* Work task
Go over the data and keep only the lines that include "title".

---

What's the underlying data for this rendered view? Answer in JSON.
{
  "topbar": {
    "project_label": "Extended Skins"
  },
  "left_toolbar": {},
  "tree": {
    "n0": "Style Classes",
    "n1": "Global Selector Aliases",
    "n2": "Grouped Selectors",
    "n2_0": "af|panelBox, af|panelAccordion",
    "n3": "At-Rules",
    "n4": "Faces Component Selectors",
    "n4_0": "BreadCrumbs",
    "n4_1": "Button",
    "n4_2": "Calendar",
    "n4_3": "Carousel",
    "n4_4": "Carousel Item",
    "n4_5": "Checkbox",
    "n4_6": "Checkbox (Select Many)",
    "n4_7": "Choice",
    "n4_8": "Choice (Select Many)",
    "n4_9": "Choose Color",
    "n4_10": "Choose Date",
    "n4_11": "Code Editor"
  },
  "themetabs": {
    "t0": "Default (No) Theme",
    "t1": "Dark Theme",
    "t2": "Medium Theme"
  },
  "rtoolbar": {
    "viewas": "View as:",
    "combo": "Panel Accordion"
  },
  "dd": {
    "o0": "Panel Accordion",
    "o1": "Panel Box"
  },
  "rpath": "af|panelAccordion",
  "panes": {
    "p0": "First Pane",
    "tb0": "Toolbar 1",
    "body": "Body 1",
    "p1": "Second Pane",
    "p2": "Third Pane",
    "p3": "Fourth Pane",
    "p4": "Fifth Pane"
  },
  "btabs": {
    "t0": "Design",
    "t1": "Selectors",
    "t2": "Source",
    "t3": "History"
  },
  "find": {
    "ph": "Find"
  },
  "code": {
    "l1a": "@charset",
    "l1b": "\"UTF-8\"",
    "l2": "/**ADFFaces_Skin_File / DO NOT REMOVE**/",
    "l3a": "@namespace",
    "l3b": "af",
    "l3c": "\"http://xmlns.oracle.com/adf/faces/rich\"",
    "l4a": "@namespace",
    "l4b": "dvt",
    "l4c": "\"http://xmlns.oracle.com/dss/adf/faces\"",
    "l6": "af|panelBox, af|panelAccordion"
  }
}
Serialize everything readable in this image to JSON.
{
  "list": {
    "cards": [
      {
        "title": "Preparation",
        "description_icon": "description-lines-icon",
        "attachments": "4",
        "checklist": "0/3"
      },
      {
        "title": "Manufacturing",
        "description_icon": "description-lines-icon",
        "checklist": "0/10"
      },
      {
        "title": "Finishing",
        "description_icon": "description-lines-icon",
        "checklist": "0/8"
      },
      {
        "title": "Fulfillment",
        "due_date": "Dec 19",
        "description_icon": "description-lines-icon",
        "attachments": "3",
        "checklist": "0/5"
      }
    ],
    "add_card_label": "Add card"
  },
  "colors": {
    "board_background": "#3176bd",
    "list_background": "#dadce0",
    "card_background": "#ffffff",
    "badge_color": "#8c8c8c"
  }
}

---

* Answer area
        "title": "Preparation",
        "title": "Manufacturing",
        "title": "Finishing",
        "title": "Fulfillment",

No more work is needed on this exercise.